We ate the buffet breakfast at both The Chalfonte and the Lafayette. The former cost $10 a person, plus a gratuity tacked onto your bill without your knowledge; the latter was included in the rate, but we were asked to leave a gratuity. I basically ate lots of fruit, egg whites and hash browns, plus coffee and juice, at both hotels, but the Lafayette had an omelet maker who made me one with everything green: fresh spinach, broccoli, scallions and green pepper.
Our first dinner was at Freda's Cafe, where I fell on a big bowl of linguine with fresh sea scallops and shrimp in pesto sauce. (210 Ocean St., Cape May.) At Lucky Bones, I ordered a big arugula salad with roasted vegetables, focaccia and a glass of pinot noir. (1200 Route 109, Cape May.)
For lunch one day at Key West Tacos, my son and I had fish tacos (tasty grouper) and my wife ordered crab tacos, which disappointed her, because she couldn't taste any crab. A platter with two tacos, rice and corn chips cost $12, but the woman behind the counter refused to give me salad instead of corn chips. The tacos were made with two flour tortillas, but the fish was buried under a mound of chopped cabbage, rather than traditional onion and cilantro. (479 West Perry St., West Cape May; closed Wednesday.)

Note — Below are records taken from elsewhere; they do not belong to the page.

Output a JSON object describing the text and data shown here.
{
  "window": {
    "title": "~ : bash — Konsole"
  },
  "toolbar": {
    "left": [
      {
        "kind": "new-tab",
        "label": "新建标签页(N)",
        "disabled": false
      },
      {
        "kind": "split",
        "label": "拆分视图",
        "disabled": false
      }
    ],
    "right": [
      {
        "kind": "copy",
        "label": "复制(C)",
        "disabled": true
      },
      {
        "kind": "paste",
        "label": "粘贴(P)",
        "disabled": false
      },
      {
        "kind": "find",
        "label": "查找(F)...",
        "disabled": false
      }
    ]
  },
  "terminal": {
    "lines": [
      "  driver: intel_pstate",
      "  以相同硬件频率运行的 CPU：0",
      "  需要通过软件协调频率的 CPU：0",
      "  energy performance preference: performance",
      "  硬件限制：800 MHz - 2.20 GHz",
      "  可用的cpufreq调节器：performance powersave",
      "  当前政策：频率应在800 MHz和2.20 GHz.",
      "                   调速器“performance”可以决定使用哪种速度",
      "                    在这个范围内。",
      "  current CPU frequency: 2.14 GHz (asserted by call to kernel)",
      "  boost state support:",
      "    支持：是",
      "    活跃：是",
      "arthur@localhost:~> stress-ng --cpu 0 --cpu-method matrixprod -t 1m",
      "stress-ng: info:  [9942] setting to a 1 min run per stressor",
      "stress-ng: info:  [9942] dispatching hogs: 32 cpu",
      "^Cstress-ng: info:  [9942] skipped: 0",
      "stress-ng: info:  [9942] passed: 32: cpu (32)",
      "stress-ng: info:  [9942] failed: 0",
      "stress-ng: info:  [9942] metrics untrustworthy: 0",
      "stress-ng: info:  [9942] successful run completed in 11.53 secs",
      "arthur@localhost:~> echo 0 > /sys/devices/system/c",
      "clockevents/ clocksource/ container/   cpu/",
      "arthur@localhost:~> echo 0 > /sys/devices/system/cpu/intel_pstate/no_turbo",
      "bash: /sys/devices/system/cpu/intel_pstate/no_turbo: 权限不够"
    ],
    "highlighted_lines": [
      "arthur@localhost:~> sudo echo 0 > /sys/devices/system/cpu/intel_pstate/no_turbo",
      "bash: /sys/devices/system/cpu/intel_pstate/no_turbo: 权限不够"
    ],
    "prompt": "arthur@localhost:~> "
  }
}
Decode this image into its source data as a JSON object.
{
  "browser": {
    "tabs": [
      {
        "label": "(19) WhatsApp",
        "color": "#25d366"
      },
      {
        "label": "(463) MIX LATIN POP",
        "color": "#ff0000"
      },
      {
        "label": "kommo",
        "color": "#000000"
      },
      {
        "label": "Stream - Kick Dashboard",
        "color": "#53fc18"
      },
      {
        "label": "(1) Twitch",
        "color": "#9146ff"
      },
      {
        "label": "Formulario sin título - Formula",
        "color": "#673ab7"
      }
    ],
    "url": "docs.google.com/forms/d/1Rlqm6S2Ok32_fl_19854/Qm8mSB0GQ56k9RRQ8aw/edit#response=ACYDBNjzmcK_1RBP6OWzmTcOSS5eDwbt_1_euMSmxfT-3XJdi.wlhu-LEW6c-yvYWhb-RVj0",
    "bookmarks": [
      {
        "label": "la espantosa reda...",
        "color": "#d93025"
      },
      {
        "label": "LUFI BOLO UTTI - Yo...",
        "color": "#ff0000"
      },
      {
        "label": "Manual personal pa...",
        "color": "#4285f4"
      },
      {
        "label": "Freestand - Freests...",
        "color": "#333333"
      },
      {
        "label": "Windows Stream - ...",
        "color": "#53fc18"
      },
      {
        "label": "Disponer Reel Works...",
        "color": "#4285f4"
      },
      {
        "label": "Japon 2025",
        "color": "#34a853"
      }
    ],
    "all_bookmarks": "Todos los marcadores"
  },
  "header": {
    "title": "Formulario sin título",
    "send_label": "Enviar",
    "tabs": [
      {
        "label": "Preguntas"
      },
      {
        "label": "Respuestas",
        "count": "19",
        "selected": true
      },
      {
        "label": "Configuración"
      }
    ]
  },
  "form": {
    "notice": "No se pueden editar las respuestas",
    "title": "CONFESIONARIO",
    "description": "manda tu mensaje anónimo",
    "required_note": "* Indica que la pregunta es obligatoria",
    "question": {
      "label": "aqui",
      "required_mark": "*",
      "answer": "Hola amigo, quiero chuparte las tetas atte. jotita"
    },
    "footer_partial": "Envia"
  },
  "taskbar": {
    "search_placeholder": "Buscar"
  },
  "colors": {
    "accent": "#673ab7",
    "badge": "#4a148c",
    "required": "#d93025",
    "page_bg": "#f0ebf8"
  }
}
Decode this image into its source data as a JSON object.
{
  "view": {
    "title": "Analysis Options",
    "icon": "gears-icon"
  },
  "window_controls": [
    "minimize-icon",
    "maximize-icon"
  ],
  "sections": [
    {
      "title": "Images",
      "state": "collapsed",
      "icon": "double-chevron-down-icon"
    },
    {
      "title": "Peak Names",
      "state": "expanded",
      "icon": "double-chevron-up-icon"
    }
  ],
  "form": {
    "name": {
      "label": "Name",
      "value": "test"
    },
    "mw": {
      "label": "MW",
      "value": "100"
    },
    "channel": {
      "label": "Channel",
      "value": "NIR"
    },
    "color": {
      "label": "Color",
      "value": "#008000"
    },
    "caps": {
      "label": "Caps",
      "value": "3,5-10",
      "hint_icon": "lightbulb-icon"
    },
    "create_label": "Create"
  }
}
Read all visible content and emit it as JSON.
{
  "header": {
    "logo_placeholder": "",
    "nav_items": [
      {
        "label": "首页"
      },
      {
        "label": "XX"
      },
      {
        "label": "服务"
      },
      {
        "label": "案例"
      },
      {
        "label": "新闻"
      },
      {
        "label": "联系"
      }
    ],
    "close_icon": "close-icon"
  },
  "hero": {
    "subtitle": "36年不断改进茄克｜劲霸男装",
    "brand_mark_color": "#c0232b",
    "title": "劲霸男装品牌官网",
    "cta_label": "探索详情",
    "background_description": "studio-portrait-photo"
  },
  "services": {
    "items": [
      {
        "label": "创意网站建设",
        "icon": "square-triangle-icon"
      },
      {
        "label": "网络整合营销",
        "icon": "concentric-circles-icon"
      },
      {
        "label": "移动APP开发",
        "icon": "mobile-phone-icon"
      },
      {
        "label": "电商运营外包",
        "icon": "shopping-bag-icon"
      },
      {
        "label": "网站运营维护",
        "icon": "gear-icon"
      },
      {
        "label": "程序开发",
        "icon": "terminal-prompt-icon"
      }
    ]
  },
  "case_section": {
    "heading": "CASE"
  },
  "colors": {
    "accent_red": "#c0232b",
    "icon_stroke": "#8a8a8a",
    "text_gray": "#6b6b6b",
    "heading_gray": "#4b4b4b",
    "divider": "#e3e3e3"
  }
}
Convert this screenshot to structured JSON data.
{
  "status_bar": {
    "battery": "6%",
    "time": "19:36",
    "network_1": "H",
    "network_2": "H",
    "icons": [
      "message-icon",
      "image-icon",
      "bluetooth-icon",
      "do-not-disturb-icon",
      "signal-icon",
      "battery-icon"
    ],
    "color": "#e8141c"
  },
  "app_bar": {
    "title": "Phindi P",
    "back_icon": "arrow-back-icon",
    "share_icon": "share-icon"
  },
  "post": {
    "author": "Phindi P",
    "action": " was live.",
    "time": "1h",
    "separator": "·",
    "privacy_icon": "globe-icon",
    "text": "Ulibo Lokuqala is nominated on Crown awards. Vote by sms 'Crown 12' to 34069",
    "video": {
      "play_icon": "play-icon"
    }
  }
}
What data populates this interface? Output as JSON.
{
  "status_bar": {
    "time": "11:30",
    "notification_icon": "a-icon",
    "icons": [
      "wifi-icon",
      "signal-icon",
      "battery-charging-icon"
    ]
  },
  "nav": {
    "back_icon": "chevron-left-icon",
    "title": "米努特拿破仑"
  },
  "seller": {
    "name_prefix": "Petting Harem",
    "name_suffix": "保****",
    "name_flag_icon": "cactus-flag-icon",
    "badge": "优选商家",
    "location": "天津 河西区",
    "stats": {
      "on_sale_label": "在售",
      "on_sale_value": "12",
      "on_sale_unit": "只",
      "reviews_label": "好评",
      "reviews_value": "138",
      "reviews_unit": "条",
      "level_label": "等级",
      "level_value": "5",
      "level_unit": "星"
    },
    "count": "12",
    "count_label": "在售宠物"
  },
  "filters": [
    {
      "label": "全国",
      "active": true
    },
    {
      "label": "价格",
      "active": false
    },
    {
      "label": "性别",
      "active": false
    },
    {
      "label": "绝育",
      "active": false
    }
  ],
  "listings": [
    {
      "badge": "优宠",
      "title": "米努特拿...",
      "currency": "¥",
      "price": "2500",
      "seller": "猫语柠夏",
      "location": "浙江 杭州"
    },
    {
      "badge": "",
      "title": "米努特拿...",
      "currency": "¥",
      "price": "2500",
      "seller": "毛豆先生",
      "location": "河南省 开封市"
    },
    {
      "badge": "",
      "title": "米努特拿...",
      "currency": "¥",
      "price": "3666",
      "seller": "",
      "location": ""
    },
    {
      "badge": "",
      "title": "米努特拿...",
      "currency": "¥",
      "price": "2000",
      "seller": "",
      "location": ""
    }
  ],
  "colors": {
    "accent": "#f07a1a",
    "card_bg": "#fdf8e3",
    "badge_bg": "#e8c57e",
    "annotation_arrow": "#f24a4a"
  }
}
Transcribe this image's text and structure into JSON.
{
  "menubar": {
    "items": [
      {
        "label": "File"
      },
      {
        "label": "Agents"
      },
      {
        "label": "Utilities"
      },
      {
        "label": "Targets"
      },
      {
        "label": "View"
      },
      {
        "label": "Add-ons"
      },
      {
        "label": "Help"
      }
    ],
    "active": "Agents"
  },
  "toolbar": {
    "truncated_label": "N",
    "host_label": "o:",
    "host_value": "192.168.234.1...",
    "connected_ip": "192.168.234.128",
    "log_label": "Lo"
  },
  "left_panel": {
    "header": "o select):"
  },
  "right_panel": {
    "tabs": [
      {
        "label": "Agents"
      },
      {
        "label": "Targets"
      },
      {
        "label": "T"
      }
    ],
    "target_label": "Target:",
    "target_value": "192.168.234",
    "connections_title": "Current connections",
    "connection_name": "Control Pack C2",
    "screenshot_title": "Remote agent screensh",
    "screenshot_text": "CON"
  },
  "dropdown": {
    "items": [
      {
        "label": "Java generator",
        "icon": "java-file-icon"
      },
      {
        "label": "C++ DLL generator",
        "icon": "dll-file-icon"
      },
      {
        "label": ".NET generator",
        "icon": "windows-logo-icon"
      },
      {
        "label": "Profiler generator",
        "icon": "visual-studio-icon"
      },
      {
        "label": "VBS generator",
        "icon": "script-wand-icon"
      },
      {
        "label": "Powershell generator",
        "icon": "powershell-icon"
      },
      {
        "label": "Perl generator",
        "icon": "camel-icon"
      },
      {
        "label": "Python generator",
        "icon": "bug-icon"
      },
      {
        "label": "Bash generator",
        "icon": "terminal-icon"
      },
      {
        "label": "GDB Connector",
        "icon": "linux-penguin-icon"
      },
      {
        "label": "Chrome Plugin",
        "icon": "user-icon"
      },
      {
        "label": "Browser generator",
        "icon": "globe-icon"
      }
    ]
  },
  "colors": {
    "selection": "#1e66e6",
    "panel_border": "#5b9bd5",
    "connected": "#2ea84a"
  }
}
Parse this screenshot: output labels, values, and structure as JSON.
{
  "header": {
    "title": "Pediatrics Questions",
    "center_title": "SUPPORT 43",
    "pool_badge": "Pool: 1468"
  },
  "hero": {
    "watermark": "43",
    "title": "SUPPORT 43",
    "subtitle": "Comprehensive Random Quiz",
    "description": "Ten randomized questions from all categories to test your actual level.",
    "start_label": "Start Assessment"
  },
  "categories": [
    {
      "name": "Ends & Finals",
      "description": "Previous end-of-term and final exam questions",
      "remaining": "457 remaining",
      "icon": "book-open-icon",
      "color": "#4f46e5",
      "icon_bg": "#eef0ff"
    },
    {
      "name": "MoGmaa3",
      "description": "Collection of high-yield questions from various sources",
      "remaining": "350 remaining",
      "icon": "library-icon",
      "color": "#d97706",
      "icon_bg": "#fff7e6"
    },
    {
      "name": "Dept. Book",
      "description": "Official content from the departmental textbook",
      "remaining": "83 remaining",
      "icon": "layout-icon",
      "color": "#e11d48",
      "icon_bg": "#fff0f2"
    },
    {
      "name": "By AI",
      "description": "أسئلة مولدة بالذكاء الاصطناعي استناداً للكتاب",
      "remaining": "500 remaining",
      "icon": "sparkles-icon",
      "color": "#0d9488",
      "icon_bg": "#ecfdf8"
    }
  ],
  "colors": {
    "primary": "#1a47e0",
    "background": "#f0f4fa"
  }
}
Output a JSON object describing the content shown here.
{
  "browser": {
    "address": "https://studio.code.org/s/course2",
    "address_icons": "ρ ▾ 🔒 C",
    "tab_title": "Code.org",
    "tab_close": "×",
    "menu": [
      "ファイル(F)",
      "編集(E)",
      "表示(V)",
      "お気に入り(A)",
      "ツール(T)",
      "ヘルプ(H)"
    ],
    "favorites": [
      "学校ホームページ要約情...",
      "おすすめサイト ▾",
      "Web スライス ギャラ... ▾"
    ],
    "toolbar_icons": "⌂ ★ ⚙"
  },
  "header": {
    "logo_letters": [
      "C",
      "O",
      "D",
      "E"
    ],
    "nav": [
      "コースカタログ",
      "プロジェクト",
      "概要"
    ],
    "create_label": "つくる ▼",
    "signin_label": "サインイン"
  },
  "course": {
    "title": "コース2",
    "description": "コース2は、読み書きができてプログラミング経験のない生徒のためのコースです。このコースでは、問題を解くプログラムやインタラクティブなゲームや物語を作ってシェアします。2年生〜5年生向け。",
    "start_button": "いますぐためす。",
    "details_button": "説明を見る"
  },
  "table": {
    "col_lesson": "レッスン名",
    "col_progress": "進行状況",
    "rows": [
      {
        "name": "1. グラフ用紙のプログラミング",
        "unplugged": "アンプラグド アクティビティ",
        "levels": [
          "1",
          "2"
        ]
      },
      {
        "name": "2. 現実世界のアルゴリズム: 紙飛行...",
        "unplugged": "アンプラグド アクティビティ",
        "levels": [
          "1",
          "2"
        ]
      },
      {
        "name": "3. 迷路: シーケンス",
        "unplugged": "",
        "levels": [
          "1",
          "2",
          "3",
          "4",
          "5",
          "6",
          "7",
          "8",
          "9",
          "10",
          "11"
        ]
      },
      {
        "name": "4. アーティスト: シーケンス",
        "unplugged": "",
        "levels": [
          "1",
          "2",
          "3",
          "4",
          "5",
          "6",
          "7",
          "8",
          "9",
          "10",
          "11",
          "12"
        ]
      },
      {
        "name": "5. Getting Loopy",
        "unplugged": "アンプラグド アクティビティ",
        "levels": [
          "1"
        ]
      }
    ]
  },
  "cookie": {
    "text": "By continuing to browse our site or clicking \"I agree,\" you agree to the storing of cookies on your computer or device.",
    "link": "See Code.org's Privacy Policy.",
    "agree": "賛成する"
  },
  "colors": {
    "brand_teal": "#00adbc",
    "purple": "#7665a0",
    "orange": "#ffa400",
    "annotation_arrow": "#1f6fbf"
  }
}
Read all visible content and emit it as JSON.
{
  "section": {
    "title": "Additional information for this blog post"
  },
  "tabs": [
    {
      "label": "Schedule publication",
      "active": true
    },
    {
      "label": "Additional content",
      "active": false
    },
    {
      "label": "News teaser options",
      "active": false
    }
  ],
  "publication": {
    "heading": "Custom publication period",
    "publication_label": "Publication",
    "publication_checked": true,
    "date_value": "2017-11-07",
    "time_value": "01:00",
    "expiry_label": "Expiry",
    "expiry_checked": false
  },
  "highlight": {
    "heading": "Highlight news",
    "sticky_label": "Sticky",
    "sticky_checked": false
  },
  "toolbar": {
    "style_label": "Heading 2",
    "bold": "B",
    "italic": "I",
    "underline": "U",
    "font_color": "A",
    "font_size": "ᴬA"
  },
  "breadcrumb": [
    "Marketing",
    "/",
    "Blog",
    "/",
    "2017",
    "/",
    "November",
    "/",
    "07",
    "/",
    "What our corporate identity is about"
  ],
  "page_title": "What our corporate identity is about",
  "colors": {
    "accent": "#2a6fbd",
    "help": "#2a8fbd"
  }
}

We ate a series of good but pricey seafood meals at The Lobster House, an incredibly popular restaurant, raw bar and fish market on Fisherman's Wharf, where a commercial fishing fleet ties up (I guess San Francisco can't claim to have the only Fisherman's Wharf). I saw boats named Mariner and Mekong H. You can't miss the restaurant's sign at the entrance to Cape May.
After a 40-minute wait, I had blackened red fish for dinner one night, while my son ordered a small lobster and my wife chose soft-shell crabs. At other meals, I had raw or steamed Jersey clams, meaty Chesapeake Bay oysters on the half shell and cream-based seafood soups ; my wife and son shared six large steamed crabs from Texas.
The best pizza of the trip was at Tony's, a restaurant that looks like a dump. I asked for fresh spinach and broccoli on a regular pie, baked well-done. The five jumbo shrimp that came with the linguine crunched nicely, but the pasta was in a bland, watery sauce, as if the cook forgot to drain it completely. (1208 Route 109, Cape May.)
We overdid it this past Friday morning, when we left for home, ordering nearly $39 worth of sandwiches and sides at Primo Hoagies (605 Lafayette St., Cape May; 609-884-1177). I ate the last portion today.
Nonna's Veggie sounded better than it tasted: eggplant, broccoli rabe, sharp provolone and roasted red peppers on a long, sesame-seeded Italian loaf. The middle of three sizes is called primo ($7.99), but it was more than a foot long and I couldn't finish it.
But the Pescara was terrific, especially heated up at home. Italian tuna straight from three cans was the main component, plus sharp provolone and roasted red peppers ($19.09, twice the size of the primo). Of the three side dshes we tried, the winner was a cheese tortellini salad with hot peppers and crunchy diced carrots.
We ate the sandwiches at a parkway service area, surrounded by other families attacking big plates of fast-food hamburgers, fried chicken and french fries.
(Photo: Cape May gingerbread.)